▶ _Assignment_
Apart from the pictures, please restate every entry below exactly.

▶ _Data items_
★ ★ ★ ★

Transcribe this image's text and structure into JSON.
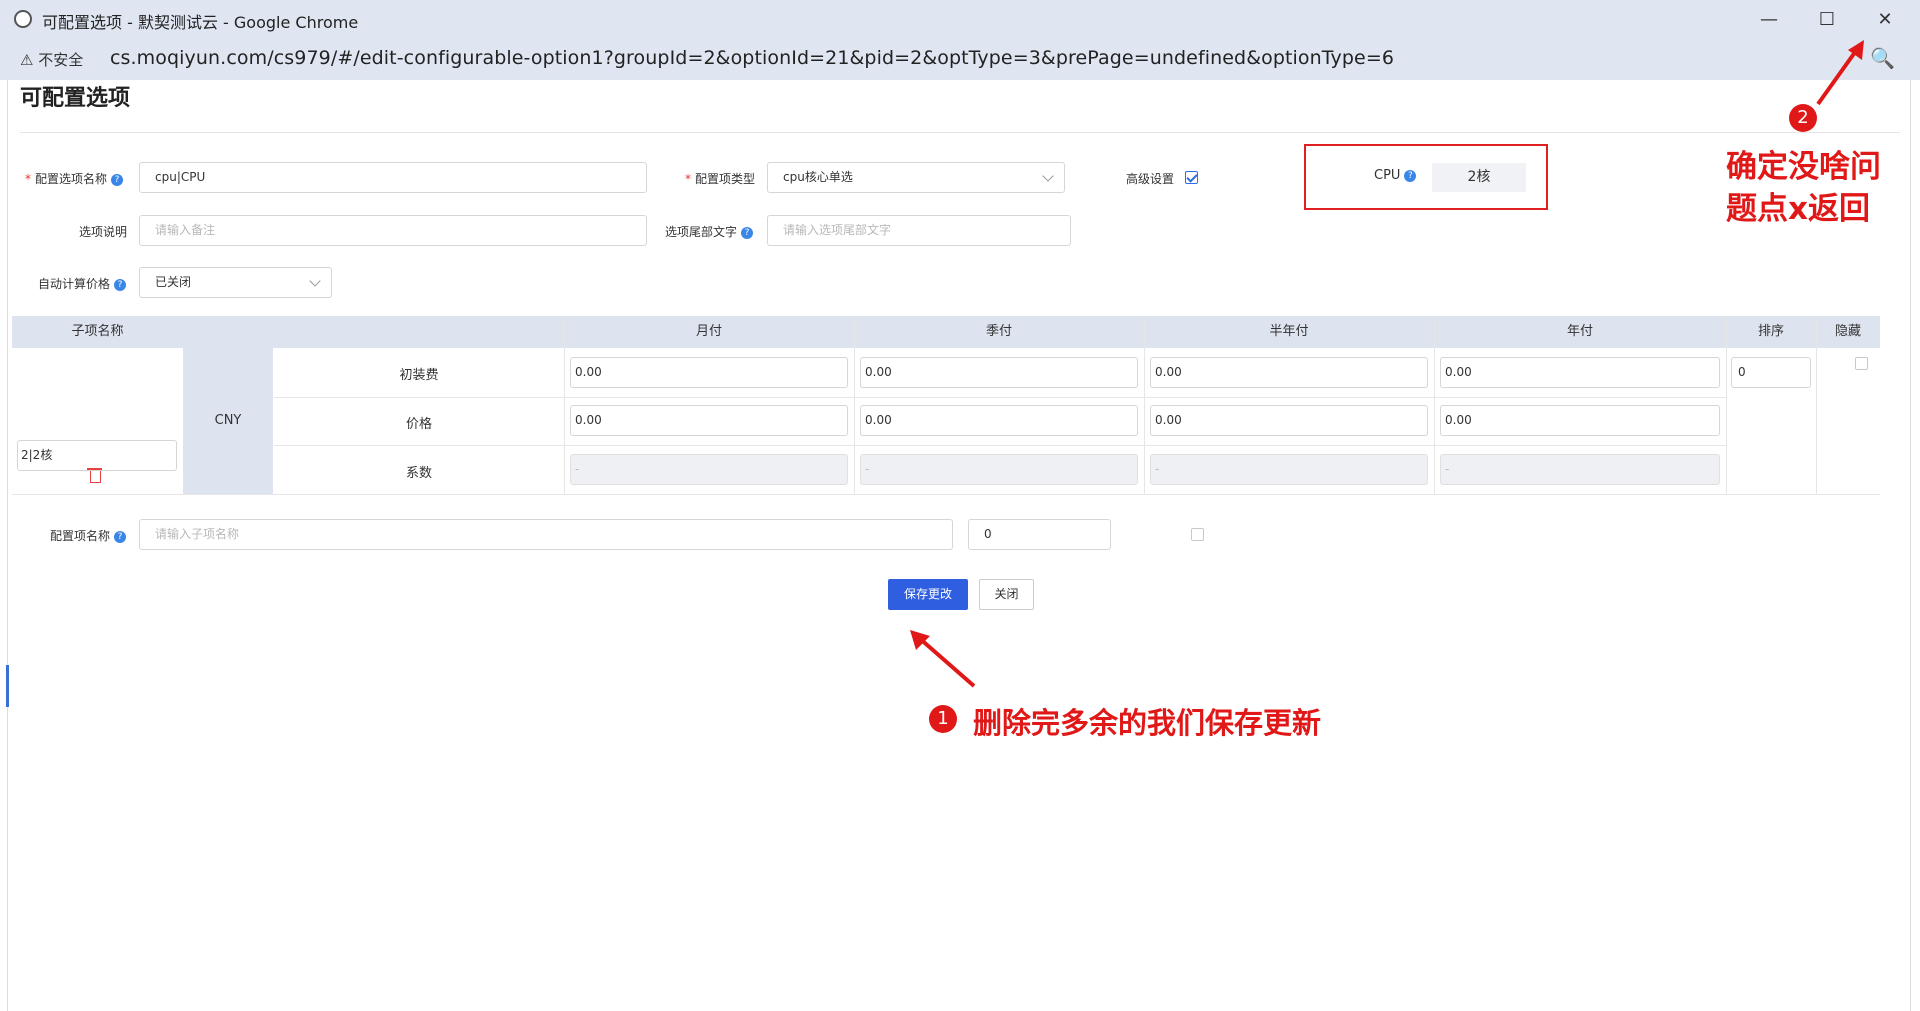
{
  "window": {
    "title": "可配置选项 - 默契测试云 - Google Chrome",
    "minimize": "—",
    "maximize": "☐",
    "close": "✕"
  },
  "address": {
    "security": "⚠ 不安全",
    "url": "cs.moqiyun.com/cs979/#/edit-configurable-option1?groupId=2&optionId=21&pid=2&optType=3&prePage=undefined&optionType=6",
    "zoom_icon": "🔍"
  },
  "page": {
    "title": "可配置选项"
  },
  "form": {
    "option_name_label": "配置选项名称",
    "option_name_value": "cpu|CPU",
    "option_type_label": "配置项类型",
    "option_type_value": "cpu核心单选",
    "advanced_label": "高级设置",
    "advanced_checked": true,
    "desc_label": "选项说明",
    "desc_placeholder": "请输入备注",
    "suffix_label": "选项尾部文字",
    "suffix_placeholder": "请输入选项尾部文字",
    "auto_price_label": "自动计算价格",
    "auto_price_value": "已关闭"
  },
  "preview": {
    "label": "CPU",
    "value": "2核"
  },
  "table": {
    "headers": [
      "子项名称",
      "月付",
      "季付",
      "半年付",
      "年付",
      "排序",
      "隐藏"
    ],
    "currency": "CNY",
    "row_labels": [
      "初装费",
      "价格",
      "系数"
    ],
    "sub_item_name": "2|2核",
    "setup_fees": [
      "0.00",
      "0.00",
      "0.00",
      "0.00"
    ],
    "prices": [
      "0.00",
      "0.00",
      "0.00",
      "0.00"
    ],
    "coefficients": [
      "-",
      "-",
      "-",
      "-"
    ],
    "sort": "0"
  },
  "new_item": {
    "label": "配置项名称",
    "placeholder": "请输入子项名称",
    "sort_value": "0"
  },
  "buttons": {
    "save": "保存更改",
    "close": "关闭"
  },
  "annotations": {
    "note1_num": "1",
    "note1_text": "删除完多余的我们保存更新",
    "note2_num": "2",
    "note2_line1": "确定没啥问",
    "note2_line2": "题点x返回"
  }
}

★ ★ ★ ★

▶ _Solution_
Transcribe this image's text and structure into JSON.
{
  "window": {
    "title": "可配置选项 - 默契测试云 - Google Chrome",
    "minimize": "—",
    "maximize": "☐",
    "close": "✕"
  },
  "address": {
    "security": "⚠ 不安全",
    "url": "cs.moqiyun.com/cs979/#/edit-configurable-option1?groupId=2&optionId=21&pid=2&optType=3&prePage=undefined&optionType=6",
    "zoom_icon": "🔍"
  },
  "page": {
    "title": "可配置选项"
  },
  "form": {
    "option_name_label": "配置选项名称",
    "option_name_value": "cpu|CPU",
    "option_type_label": "配置项类型",
    "option_type_value": "cpu核心单选",
    "advanced_label": "高级设置",
    "advanced_checked": true,
    "desc_label": "选项说明",
    "desc_placeholder": "请输入备注",
    "suffix_label": "选项尾部文字",
    "suffix_placeholder": "请输入选项尾部文字",
    "auto_price_label": "自动计算价格",
    "auto_price_value": "已关闭"
  },
  "preview": {
    "label": "CPU",
    "value": "2核"
  },
  "table": {
    "headers": [
      "子项名称",
      "月付",
      "季付",
      "半年付",
      "年付",
      "排序",
      "隐藏"
    ],
    "currency": "CNY",
    "row_labels": [
      "初装费",
      "价格",
      "系数"
    ],
    "sub_item_name": "2|2核",
    "setup_fees": [
      "0.00",
      "0.00",
      "0.00",
      "0.00"
    ],
    "prices": [
      "0.00",
      "0.00",
      "0.00",
      "0.00"
    ],
    "coefficients": [
      "-",
      "-",
      "-",
      "-"
    ],
    "sort": "0"
  },
  "new_item": {
    "label": "配置项名称",
    "placeholder": "请输入子项名称",
    "sort_value": "0"
  },
  "buttons": {
    "save": "保存更改",
    "close": "关闭"
  },
  "annotations": {
    "note1_num": "1",
    "note1_text": "删除完多余的我们保存更新",
    "note2_num": "2",
    "note2_line1": "确定没啥问",
    "note2_line2": "题点x返回"
  }
}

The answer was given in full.